BRIEF
Scan the entries for the string "books" and give the number of lines that have it, nothing further.

[Dataset excerpts]
Content starts
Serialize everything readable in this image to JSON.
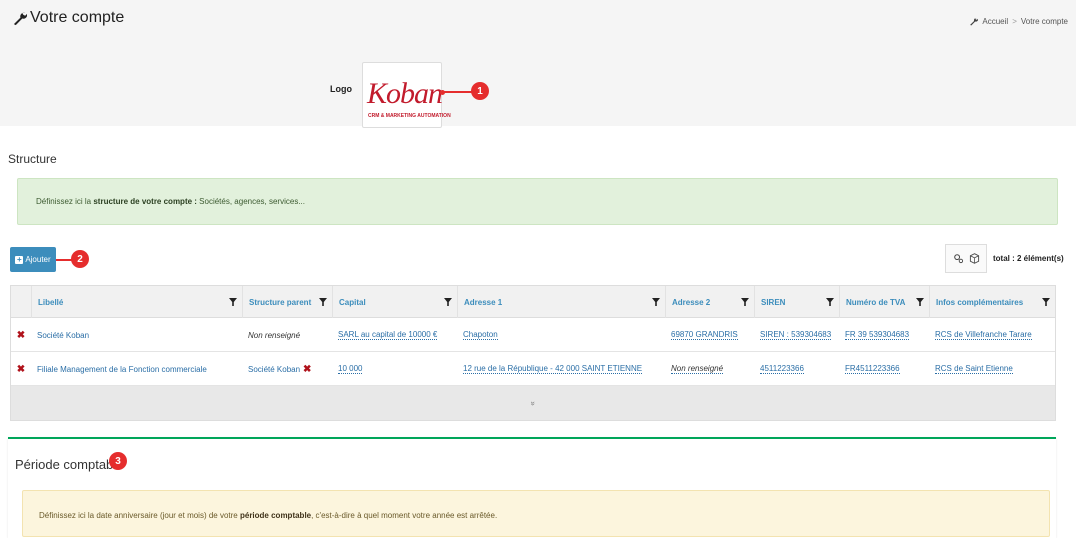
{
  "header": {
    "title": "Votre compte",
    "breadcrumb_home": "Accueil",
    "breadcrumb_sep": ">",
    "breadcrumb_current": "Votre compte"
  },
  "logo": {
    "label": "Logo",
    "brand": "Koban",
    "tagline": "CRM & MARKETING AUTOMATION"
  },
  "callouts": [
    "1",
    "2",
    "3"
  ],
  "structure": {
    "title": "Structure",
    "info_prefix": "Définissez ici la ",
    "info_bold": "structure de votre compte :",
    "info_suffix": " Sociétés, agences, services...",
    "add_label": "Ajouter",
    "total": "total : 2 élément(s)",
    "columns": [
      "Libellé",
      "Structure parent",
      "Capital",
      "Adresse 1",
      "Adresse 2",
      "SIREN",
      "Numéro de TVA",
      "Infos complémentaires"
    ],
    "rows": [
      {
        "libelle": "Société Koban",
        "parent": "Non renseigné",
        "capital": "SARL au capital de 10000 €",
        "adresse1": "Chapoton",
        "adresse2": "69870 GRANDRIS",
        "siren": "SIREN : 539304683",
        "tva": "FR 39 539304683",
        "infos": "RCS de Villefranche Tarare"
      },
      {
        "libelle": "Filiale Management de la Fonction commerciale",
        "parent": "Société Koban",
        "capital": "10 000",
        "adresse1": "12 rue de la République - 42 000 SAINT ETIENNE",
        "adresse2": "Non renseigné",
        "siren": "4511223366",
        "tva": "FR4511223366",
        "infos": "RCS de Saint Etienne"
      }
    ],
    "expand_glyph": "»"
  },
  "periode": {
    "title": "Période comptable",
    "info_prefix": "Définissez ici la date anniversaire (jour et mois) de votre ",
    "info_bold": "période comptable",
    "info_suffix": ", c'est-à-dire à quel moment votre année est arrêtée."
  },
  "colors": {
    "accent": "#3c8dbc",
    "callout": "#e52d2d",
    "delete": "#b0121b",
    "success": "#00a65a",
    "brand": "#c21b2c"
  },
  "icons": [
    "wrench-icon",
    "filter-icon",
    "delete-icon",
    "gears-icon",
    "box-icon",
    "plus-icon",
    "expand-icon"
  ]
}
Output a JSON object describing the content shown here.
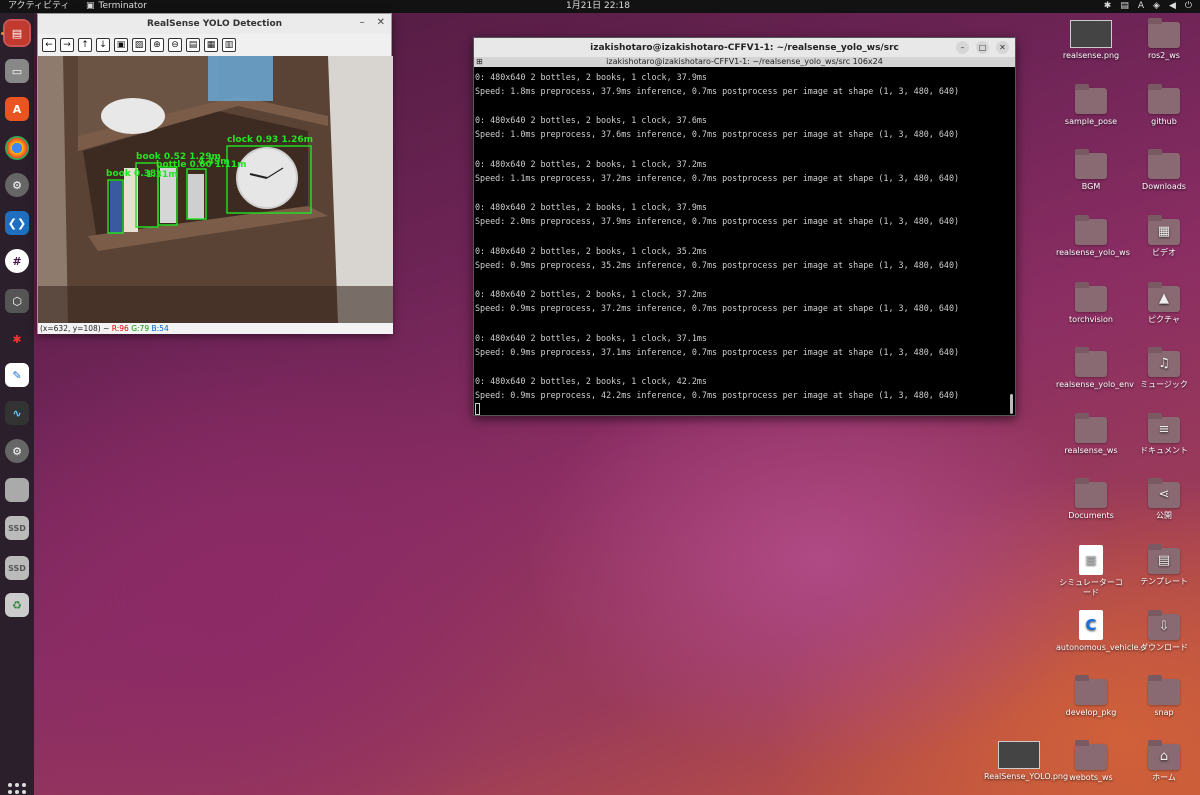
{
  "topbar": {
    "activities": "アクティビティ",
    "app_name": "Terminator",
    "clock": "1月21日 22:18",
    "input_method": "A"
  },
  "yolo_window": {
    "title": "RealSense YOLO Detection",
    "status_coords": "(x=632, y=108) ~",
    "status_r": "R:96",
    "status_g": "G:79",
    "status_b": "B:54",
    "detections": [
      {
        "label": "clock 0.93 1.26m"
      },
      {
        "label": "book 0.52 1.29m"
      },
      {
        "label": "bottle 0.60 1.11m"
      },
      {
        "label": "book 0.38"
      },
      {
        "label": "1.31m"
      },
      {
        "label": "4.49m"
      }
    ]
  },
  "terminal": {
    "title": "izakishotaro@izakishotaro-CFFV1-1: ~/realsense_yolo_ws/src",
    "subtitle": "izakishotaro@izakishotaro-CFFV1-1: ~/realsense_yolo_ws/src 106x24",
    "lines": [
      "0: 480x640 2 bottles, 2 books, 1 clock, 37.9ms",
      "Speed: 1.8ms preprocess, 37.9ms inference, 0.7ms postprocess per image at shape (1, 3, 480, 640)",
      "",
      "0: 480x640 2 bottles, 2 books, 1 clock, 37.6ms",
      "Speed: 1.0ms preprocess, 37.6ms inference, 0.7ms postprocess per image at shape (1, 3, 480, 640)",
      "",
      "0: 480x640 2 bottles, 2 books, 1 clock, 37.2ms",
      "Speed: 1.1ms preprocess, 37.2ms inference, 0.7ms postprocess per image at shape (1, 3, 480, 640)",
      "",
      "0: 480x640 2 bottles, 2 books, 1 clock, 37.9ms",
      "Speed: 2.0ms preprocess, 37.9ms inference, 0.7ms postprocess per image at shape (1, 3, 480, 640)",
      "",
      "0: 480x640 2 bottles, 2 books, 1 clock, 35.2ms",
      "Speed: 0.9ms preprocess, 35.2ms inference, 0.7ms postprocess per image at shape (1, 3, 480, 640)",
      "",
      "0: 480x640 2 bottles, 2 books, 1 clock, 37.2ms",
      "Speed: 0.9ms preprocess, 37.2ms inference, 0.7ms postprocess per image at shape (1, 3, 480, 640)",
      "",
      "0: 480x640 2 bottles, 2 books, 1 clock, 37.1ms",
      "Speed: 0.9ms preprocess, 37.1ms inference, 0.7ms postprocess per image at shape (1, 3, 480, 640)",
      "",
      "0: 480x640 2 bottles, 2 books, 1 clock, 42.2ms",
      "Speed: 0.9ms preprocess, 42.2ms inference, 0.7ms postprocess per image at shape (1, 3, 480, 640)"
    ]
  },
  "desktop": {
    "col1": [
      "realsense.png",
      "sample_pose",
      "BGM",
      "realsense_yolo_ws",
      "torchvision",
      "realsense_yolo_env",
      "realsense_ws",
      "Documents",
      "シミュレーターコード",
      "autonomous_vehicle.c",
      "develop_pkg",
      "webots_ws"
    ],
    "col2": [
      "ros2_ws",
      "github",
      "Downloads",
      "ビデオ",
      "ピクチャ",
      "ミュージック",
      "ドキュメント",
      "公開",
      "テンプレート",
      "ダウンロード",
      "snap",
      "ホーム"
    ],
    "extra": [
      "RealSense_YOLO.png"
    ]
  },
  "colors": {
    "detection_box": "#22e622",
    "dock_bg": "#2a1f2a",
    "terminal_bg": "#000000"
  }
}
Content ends
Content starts
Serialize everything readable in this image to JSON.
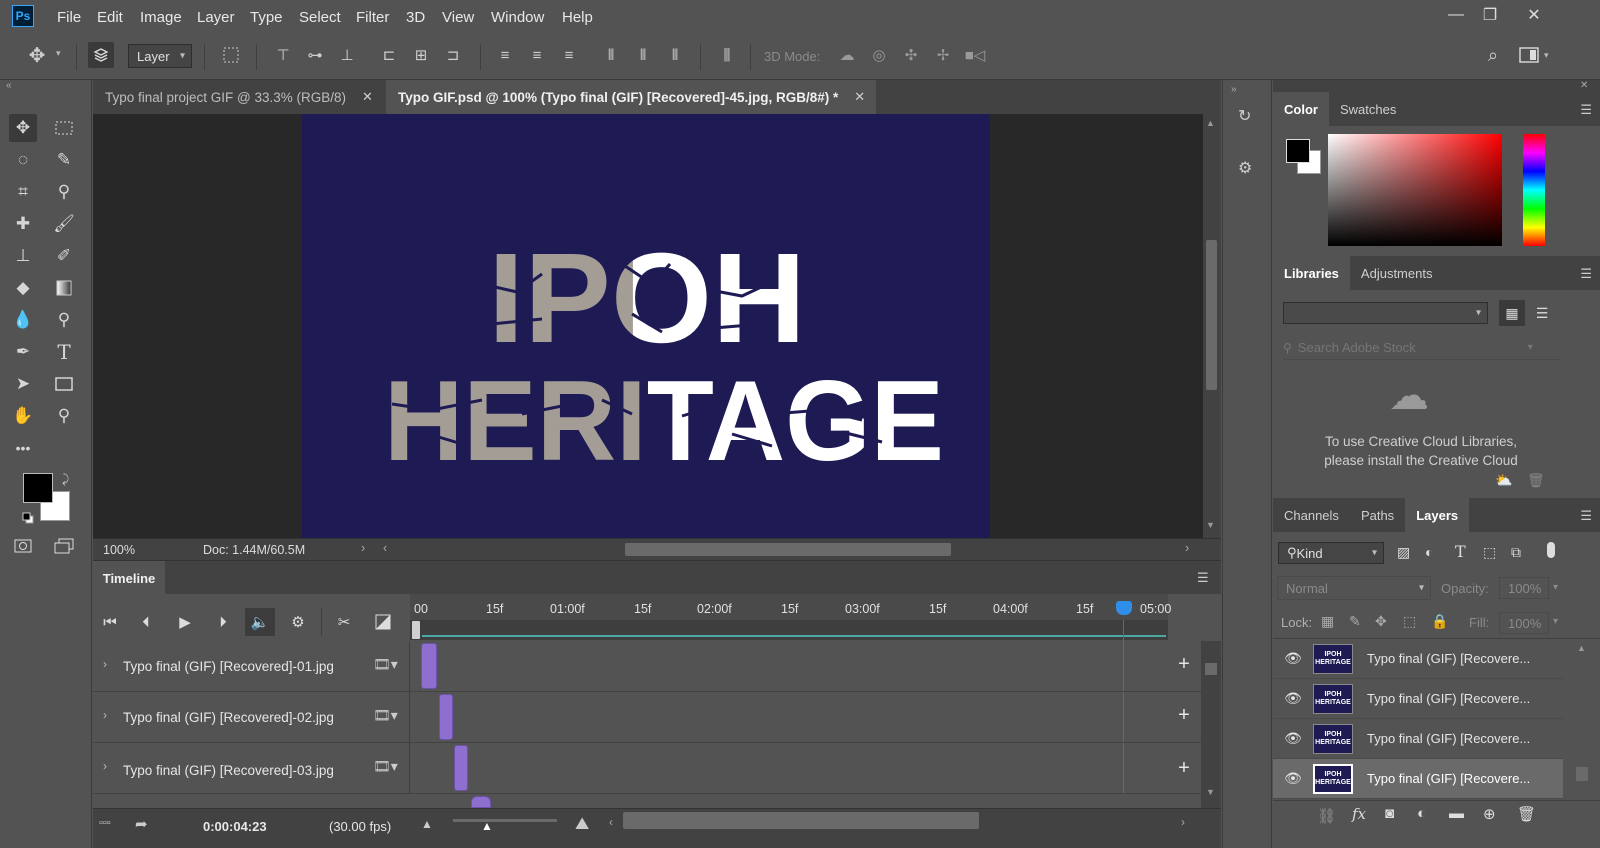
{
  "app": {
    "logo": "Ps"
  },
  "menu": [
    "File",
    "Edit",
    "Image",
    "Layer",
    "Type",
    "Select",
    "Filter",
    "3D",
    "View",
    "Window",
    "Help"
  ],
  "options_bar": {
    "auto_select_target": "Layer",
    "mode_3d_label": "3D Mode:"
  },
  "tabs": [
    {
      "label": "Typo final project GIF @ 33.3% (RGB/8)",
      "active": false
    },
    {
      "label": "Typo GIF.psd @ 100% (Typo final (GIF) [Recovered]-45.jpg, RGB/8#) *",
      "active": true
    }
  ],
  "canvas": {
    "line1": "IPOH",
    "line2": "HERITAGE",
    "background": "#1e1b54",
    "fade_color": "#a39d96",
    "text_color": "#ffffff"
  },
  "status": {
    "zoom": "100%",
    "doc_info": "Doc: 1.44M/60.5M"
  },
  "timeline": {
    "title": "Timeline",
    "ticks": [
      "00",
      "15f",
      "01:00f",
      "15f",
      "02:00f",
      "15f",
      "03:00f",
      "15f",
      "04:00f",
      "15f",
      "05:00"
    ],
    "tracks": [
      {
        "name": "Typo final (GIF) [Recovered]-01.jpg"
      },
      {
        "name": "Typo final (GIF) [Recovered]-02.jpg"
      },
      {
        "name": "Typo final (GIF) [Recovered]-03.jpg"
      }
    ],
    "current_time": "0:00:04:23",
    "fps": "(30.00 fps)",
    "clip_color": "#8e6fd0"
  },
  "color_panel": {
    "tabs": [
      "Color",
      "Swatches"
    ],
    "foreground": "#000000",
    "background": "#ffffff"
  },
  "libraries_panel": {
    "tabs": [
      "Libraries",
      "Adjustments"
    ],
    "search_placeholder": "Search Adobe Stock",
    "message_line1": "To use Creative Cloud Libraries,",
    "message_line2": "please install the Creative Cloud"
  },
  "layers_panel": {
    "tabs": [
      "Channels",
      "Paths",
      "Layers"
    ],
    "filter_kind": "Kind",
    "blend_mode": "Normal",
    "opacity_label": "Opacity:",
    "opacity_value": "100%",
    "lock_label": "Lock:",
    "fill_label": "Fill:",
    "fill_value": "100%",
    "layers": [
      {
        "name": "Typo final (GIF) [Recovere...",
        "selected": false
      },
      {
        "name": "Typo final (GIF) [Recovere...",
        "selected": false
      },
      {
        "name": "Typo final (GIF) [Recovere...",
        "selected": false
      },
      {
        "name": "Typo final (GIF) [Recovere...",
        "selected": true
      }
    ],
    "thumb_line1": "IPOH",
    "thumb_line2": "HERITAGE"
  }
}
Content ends
REPLY TO THE TASK
8